The Yomiuri Shimbun Harvard Medical School said Monday it will examine articles on stimulus-triggered acquisition of pluripotency (STAP) cells coauthored by one of its professors.
The two articles carried on the Jan. 30 edition of the British science journal Nature were written by 14 researchers from RIKEN, the University of Yamanashi, Harvard University and Tokyo Women’s Medical University, including RIKEN research unit leader Haruko Obokata and Harvard Medical School Prof. Charles Vacanti.
Doubts have recently been raised over the credibility of the research papers, including questionable images used.
Meanwhile, Education, Culture, Sports, Science and Technology Minister Hakubun Shimomura said at a press conference after a Cabinet meeting on Tuesday, “I hope [the researchers] will resubmit the articles.”
David Cameron, director of Science Communications at Harvard Medical School, told The Yomiuri Shimbun in an e-mail: “We are fully committed to upholding the highest standards of ethics and to rigorously maintaining the integrity of our research. Any concerns brought to our attention are thoroughly reviewed in accordance with institutional policies and applicable regulations.”
According to Nature, any articles can be retracted in principle only after all coauthors give their consent.

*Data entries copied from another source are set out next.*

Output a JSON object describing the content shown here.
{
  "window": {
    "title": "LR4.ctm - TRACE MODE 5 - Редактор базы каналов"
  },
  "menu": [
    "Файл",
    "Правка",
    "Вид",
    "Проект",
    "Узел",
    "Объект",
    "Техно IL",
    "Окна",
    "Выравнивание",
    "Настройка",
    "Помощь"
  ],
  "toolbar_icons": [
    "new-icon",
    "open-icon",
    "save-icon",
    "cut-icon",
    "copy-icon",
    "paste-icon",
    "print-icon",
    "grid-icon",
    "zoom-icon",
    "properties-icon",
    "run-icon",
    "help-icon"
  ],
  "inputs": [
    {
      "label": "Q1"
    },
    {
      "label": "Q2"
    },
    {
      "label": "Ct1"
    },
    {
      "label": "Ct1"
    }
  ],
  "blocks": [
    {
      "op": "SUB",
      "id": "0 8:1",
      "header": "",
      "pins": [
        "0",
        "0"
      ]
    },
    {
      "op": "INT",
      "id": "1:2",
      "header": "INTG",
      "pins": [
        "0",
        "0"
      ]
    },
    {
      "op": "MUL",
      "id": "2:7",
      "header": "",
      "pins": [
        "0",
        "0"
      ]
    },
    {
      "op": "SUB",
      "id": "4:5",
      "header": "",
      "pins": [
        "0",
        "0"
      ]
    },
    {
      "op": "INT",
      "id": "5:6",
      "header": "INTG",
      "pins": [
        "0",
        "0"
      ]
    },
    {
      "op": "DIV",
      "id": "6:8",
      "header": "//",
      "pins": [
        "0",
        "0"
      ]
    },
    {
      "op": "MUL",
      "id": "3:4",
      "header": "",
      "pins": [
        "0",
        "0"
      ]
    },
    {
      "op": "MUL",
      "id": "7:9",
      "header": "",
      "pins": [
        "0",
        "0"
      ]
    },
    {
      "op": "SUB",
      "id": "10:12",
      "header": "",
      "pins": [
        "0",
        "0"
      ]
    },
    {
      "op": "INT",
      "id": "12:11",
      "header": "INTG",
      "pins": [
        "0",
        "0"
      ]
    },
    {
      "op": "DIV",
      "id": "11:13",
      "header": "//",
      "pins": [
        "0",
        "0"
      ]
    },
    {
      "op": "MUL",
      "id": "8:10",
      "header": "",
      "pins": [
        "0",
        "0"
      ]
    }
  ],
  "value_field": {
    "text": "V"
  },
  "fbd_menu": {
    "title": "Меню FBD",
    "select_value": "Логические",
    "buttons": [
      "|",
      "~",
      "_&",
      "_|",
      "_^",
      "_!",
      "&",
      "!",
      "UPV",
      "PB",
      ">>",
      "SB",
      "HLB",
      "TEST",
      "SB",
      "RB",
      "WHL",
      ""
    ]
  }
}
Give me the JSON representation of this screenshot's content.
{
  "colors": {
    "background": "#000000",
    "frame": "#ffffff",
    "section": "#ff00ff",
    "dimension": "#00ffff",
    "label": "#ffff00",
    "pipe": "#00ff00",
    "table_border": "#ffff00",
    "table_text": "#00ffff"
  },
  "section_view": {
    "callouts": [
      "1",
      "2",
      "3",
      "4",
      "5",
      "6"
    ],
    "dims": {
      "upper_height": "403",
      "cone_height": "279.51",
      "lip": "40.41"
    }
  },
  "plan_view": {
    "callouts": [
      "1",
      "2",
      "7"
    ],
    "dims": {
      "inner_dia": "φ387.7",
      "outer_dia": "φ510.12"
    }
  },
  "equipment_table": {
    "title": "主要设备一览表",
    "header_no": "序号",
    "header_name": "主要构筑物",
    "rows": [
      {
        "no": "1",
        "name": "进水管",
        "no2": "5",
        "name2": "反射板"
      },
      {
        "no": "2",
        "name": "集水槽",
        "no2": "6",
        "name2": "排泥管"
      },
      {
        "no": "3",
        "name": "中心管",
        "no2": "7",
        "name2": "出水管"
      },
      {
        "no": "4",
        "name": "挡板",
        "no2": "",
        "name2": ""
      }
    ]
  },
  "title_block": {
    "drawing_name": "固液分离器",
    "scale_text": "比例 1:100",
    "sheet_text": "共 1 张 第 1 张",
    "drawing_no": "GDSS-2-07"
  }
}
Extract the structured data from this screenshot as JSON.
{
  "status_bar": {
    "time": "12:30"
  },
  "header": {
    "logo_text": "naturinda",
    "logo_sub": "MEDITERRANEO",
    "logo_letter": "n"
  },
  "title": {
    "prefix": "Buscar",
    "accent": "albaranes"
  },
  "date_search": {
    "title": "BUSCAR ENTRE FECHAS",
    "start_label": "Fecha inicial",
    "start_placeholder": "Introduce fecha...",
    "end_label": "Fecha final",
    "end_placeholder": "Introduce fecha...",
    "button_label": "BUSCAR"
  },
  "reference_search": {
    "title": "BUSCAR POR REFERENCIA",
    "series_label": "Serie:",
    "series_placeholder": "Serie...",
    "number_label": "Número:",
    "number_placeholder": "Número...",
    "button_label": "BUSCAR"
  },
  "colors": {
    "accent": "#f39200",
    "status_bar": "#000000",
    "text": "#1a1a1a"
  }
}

However, the journal may accept the request for the retraction of an article based on its own judgment, even if some coauthors disagree with the decision. A Nature official said the journal is currently investigating the STAP cell articles.
“Some mistakes were made, but they don’t affect the conclusions,” said Vacanti, a tissue engineer at Harvard Medical School and Brigham and Women’s Hospital in Boston, on the online version of The Wall Street Journal on Monday. “Based on the information I have, I see no reason why these papers should be retracted.”
An official from the Kobe-based RIKEN Center for Developmental Biology added on Tuesday, “We’re discussing the matter, including the possibility of withdrawing the articles.”
“The basis of the articles [that STAP cells were created] is unshakable,” a RIKEN official said.
“From the viewpoint of the articles’ credibility and research ethics, we are discussing the issue with an eye toward their retraction,” RIKEN said in a statement released on Tuesday afternoon. “It will take some time before we compile a final report on the matter.”
RIKEN plans to formally announce the details of its investigation on Friday.